*** Begin section ***

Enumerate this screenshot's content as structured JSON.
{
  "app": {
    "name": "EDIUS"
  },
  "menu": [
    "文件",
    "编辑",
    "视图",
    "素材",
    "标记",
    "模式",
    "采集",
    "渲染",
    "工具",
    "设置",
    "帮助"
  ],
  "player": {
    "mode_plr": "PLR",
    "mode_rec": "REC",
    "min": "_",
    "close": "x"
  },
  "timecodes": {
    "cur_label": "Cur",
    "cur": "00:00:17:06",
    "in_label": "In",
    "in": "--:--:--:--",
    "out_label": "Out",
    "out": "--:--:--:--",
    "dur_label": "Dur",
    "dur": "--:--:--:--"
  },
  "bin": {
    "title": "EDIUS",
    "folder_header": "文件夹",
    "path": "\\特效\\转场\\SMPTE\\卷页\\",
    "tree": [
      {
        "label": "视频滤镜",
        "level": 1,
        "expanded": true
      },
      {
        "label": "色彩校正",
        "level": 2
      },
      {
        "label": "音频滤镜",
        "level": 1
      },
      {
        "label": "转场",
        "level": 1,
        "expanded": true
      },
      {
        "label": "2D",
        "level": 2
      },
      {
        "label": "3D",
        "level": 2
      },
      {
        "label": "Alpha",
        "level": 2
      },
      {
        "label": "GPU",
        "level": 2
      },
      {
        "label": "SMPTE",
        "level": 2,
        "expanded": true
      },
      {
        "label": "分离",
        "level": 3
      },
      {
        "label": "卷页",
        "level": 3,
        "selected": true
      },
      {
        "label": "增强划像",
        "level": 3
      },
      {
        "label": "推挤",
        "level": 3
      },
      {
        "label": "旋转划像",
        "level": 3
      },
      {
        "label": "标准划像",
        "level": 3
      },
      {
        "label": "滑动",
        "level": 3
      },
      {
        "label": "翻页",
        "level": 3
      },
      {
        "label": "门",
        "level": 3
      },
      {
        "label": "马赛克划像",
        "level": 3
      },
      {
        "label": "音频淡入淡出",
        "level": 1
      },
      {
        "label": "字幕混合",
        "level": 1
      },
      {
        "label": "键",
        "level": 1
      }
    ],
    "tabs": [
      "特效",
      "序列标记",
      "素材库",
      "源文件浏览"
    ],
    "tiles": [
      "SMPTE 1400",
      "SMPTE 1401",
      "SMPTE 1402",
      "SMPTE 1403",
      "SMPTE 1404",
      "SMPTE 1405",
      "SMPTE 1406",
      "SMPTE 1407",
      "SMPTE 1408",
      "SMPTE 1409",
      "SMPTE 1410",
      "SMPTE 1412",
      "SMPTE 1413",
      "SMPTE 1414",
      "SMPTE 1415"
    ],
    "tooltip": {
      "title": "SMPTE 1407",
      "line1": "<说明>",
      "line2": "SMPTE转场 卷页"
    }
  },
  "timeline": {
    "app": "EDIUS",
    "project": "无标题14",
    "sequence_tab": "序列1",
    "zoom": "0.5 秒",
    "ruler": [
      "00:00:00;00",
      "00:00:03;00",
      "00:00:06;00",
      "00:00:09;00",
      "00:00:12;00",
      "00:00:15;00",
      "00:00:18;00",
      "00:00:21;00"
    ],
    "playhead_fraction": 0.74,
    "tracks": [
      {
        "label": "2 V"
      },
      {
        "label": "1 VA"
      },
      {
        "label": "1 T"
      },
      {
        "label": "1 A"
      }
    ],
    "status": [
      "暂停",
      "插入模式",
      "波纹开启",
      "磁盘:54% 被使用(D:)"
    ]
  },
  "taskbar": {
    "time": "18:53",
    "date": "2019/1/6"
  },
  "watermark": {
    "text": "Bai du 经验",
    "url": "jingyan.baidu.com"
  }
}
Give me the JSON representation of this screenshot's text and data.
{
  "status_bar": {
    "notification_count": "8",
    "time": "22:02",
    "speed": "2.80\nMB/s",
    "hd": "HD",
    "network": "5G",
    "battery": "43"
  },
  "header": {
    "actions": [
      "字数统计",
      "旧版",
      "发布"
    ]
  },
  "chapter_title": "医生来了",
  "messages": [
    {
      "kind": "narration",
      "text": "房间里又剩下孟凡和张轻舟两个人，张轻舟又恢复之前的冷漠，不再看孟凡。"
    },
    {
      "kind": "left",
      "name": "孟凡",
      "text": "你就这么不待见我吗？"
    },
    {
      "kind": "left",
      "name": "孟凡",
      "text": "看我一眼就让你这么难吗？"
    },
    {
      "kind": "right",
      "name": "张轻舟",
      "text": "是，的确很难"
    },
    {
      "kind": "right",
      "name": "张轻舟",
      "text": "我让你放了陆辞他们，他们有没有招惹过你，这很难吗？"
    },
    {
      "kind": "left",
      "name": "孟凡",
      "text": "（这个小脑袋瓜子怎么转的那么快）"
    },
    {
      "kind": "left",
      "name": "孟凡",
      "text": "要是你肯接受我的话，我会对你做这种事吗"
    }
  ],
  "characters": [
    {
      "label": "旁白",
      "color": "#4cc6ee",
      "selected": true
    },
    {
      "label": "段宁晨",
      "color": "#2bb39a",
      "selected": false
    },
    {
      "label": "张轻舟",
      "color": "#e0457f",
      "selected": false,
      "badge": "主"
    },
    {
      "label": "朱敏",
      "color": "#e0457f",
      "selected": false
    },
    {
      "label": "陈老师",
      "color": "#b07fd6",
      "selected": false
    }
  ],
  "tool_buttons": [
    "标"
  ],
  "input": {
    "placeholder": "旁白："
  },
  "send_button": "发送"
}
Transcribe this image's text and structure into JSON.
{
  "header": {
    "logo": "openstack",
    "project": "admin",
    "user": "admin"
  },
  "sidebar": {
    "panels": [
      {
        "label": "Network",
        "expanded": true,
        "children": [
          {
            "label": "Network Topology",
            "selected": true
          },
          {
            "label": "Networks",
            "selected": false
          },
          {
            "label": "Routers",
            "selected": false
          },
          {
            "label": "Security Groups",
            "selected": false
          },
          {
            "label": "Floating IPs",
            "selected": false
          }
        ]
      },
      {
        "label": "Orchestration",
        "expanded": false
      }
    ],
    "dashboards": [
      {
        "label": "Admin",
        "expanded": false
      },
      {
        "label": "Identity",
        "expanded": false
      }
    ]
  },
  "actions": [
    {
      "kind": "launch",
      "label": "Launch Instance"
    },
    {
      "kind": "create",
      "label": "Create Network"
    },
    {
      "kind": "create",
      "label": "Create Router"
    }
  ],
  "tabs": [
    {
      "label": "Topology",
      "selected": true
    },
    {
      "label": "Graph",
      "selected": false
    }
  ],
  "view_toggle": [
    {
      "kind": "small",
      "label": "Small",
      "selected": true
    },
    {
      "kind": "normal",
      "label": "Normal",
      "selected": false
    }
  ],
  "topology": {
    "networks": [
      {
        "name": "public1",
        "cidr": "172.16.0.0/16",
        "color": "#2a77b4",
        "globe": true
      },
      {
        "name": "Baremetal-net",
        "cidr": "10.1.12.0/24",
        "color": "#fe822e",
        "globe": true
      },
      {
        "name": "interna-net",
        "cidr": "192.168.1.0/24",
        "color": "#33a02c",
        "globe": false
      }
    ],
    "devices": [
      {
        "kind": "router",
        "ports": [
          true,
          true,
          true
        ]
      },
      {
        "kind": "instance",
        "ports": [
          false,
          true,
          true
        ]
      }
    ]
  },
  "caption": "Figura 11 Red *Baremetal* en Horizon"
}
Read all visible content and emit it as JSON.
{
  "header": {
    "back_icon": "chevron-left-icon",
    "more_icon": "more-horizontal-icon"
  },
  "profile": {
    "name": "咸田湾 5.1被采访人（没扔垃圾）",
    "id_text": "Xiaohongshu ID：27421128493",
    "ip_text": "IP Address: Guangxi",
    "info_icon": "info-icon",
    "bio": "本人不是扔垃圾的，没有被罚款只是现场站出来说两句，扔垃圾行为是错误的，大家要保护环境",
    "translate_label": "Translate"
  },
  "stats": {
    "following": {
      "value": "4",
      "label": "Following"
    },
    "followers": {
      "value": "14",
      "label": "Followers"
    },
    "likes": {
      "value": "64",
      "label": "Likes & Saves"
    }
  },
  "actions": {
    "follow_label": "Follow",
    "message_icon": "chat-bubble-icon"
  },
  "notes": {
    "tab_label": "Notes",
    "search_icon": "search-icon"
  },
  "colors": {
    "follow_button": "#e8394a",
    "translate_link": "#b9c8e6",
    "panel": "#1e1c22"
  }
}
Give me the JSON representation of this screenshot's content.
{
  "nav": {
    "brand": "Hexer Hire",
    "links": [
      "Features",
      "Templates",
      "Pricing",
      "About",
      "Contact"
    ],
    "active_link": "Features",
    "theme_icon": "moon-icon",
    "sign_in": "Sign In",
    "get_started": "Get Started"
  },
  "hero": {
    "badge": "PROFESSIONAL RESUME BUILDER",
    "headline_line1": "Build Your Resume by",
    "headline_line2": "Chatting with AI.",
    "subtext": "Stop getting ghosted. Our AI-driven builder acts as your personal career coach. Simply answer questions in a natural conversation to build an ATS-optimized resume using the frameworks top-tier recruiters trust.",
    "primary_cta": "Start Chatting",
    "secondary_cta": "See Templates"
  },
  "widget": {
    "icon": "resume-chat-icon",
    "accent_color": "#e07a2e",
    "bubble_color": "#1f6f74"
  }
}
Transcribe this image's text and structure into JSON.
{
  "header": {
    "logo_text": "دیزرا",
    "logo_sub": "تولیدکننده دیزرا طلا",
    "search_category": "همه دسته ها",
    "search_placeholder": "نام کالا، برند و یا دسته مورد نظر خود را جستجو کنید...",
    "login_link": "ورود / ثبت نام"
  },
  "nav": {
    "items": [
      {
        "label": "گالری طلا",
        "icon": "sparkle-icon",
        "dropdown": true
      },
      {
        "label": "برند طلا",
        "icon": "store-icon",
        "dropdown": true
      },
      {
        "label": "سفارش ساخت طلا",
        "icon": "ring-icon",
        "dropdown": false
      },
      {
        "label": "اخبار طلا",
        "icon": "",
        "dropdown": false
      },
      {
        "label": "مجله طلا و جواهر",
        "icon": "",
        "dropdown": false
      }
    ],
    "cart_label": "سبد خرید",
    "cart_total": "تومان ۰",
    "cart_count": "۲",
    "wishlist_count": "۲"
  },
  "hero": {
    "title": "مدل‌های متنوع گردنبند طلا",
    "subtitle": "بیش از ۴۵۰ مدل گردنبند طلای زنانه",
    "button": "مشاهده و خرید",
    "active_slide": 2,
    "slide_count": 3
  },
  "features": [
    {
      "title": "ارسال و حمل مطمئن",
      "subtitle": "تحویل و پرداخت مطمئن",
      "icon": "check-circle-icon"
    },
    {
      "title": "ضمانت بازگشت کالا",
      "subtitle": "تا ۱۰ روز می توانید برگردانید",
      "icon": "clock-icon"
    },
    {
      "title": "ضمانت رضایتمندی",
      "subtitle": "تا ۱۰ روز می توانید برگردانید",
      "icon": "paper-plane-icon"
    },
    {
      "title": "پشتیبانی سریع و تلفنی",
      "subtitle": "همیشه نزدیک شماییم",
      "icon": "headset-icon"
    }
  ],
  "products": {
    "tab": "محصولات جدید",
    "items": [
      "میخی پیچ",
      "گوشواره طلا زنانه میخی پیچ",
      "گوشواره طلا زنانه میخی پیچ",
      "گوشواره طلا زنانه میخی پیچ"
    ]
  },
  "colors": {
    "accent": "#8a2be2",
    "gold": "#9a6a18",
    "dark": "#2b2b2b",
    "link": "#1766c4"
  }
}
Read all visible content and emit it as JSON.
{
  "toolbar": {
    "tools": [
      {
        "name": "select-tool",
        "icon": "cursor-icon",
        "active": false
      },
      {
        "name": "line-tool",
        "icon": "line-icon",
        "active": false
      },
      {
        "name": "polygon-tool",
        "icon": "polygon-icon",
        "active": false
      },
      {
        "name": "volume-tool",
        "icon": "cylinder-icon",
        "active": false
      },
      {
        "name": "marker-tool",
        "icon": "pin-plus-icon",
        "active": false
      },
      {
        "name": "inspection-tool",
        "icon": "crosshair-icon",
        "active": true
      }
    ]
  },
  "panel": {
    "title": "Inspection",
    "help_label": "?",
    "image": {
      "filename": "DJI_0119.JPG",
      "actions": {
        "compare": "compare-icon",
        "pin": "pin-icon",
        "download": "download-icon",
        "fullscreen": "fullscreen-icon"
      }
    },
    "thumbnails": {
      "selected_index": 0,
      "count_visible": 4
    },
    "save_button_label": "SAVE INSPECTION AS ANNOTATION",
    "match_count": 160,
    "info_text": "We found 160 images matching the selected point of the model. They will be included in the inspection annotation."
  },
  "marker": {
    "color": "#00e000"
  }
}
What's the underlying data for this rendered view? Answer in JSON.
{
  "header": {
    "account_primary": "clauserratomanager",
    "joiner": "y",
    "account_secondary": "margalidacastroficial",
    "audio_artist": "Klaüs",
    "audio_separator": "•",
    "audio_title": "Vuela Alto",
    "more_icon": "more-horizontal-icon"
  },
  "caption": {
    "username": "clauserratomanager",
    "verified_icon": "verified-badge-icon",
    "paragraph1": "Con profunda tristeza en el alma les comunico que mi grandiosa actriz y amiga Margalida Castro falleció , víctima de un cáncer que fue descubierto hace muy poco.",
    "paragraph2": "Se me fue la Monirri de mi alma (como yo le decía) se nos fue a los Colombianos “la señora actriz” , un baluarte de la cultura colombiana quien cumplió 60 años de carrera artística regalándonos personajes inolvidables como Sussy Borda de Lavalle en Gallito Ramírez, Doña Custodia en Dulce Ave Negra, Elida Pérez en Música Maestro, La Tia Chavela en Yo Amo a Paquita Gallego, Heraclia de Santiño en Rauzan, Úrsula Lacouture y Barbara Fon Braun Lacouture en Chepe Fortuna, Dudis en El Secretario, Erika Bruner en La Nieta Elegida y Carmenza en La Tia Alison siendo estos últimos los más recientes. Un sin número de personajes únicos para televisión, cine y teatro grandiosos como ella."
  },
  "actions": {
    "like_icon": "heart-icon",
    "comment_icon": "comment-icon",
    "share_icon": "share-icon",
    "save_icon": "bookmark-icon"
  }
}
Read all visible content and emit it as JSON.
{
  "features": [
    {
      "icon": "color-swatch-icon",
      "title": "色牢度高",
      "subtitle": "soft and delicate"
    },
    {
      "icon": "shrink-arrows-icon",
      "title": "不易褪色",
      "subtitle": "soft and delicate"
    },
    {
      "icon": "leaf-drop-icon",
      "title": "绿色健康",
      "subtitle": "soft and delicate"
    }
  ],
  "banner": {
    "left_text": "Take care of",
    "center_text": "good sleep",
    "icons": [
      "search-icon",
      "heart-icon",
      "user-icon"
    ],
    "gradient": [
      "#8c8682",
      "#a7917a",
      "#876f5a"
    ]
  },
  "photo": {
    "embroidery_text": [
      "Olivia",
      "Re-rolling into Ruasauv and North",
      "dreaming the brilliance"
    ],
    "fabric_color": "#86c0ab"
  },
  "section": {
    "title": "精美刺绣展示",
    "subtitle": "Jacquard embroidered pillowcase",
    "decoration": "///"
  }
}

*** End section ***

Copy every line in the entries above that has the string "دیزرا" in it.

    "logo_text": "دیزرا",
    "logo_sub": "تولیدکننده دیزرا طلا",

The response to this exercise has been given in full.